Linking up with Oh Scrap!     Design Wall Monday   Monday Making

P.S.  A painted turtle crossed the path at the state park.  


The gorgeous orange butterfly weed needs a bigger photo! 

A vintage good-bye

There are old clothes -- that pair of slacks with legs that are wider than current fashion; the sweater that doesn't fit right; the skirt that's the wrong length but can't be hemmed.  I've always been pretty good about bundling those up and taking them to Salvation Army.  (And in turn I've gotten some great new-to-me clothes from thrift shops.)

But there are also Old Clothes that you have had just about forever.  I hadn't realized what my mother had kept from my growing-up years until we had an estate sale after our parents passed away in 2002.  The sale was very successful and lucrative but there was a lot left over -- including some of those Old Clothes.  I folded them and put them in a space bag (remember those? suck the air out with a vacuum cleaner). The parcel was relegated to a shelf in the cedar closet in the basement.  I knew it was there but I just ignored it.  

Finally, this summer, I took it out.  I'd forgotten just what was in the parcel (note: space bag seals fail, and vacuum-packing does not prevent wrinkles).  Here's what I found. 

Senior year dresses.
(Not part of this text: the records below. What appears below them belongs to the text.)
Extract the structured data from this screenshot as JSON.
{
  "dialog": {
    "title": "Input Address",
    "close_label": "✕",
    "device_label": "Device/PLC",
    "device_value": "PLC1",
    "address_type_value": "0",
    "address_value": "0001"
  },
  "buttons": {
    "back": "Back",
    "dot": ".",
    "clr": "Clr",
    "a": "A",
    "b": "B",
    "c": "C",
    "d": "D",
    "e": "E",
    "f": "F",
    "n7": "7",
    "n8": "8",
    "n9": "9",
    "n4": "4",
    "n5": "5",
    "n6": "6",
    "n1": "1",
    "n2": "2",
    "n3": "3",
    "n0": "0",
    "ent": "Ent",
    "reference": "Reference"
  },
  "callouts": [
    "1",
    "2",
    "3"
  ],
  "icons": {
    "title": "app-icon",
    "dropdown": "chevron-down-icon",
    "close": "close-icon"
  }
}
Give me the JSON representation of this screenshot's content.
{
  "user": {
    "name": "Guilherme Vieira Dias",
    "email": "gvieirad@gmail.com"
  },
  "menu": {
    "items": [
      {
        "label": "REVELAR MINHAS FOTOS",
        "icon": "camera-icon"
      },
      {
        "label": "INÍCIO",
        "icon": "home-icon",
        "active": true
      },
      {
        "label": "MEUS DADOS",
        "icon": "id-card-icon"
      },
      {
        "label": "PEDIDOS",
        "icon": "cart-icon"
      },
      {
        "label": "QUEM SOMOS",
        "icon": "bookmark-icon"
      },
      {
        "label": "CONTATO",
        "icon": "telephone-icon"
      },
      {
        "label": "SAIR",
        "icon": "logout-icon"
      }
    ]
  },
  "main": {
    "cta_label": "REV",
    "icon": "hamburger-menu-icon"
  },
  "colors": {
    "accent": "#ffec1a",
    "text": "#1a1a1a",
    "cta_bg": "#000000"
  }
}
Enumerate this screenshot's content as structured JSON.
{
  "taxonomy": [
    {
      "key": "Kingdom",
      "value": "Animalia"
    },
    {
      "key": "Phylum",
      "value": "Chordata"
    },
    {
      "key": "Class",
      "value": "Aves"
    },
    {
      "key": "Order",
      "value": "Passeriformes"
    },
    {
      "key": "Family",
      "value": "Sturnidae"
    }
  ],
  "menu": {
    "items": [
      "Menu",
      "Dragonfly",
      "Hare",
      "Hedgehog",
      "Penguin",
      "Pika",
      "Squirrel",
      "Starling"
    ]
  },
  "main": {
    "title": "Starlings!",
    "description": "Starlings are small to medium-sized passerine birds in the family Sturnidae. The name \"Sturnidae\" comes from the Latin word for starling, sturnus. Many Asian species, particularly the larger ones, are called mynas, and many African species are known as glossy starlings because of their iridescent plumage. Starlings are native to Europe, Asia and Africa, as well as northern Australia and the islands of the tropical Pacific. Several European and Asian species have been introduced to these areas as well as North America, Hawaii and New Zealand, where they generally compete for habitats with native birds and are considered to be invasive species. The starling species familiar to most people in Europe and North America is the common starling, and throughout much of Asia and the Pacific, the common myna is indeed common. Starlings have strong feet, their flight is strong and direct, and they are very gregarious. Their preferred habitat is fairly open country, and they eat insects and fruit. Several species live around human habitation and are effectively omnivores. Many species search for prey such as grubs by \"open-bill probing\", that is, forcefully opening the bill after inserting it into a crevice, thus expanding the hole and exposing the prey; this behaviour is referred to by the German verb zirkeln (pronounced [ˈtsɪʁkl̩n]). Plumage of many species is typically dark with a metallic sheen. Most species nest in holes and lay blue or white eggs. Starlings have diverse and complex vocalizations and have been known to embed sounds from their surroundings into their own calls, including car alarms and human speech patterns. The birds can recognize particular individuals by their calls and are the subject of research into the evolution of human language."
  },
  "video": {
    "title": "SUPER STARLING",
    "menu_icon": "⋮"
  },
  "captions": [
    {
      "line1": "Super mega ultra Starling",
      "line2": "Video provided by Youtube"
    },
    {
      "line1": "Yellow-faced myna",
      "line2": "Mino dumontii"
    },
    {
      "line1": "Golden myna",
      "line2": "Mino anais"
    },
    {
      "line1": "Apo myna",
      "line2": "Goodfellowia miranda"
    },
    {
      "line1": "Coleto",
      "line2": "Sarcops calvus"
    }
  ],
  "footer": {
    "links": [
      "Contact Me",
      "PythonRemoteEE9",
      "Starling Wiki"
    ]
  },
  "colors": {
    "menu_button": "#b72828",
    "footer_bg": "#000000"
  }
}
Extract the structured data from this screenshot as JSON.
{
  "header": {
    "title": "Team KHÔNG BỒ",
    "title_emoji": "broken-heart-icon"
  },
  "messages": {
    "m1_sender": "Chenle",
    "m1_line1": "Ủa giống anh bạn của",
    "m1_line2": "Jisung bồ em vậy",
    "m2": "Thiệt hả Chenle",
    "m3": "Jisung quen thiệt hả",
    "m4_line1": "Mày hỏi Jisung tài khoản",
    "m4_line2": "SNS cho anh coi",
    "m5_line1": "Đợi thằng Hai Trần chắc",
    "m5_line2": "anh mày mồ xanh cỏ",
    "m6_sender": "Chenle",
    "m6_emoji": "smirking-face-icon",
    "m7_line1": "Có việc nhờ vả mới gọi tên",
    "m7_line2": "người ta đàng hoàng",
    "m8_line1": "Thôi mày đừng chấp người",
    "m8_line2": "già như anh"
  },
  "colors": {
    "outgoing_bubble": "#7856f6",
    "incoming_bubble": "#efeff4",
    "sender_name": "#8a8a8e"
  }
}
Left:  when our Job's Daughters group went to the state conference in Springfield (April, 1970) we made all-the-same dresses.  Center:  h.s. graduation dress, 1970.  Right:  all-wool "skort"--a jumper with shorts-legs.

High school skirts.  Left:  Garland skirt with coordinating blouse. (I had a cardigan and kneesocks dyed to match.)  From freshman year.

Second: Garland skirt, sophomore year. I had a v-neck pullover and kneesocks dyed to match. 

Third: sophomore year.

Right:  Villager was THE brand to have. It was expensive so I only had a few Villagers.  This skirt was the length of the others when I was in high school.  In college I cut it so short that I only wore it a couple of times.  

(What amazes me is that I was overweight in high school.  These are size 12. Oh, I so wanted to be a 9.)

The third skirt is made from "bonded" wool. No lining required. 

Fisherman's sweaters were all the rage my sophomore year.  This is by Bobbie Brooks and I wore it for many years. 

Another Bobbie Brooks, part of my going-to-college wardrobe. Polyester double knit was the miracle fabric -- and, by golly, 51 years later it is NOT WRINKLED.  

Polyester chiffon over stiff polyester lining from 1974.  I was my best friend Alex's maid of honor. It looks funny on the hanger because the dress has a halter top and there's a capelet.   

My niece buys, sells, and collects vintage clothing. I'm going to send these to her to do with as she pleases.

Thanks for joining me on this sentimental journey! 

P.S.  They are still happily married. Three kids, six grandkids.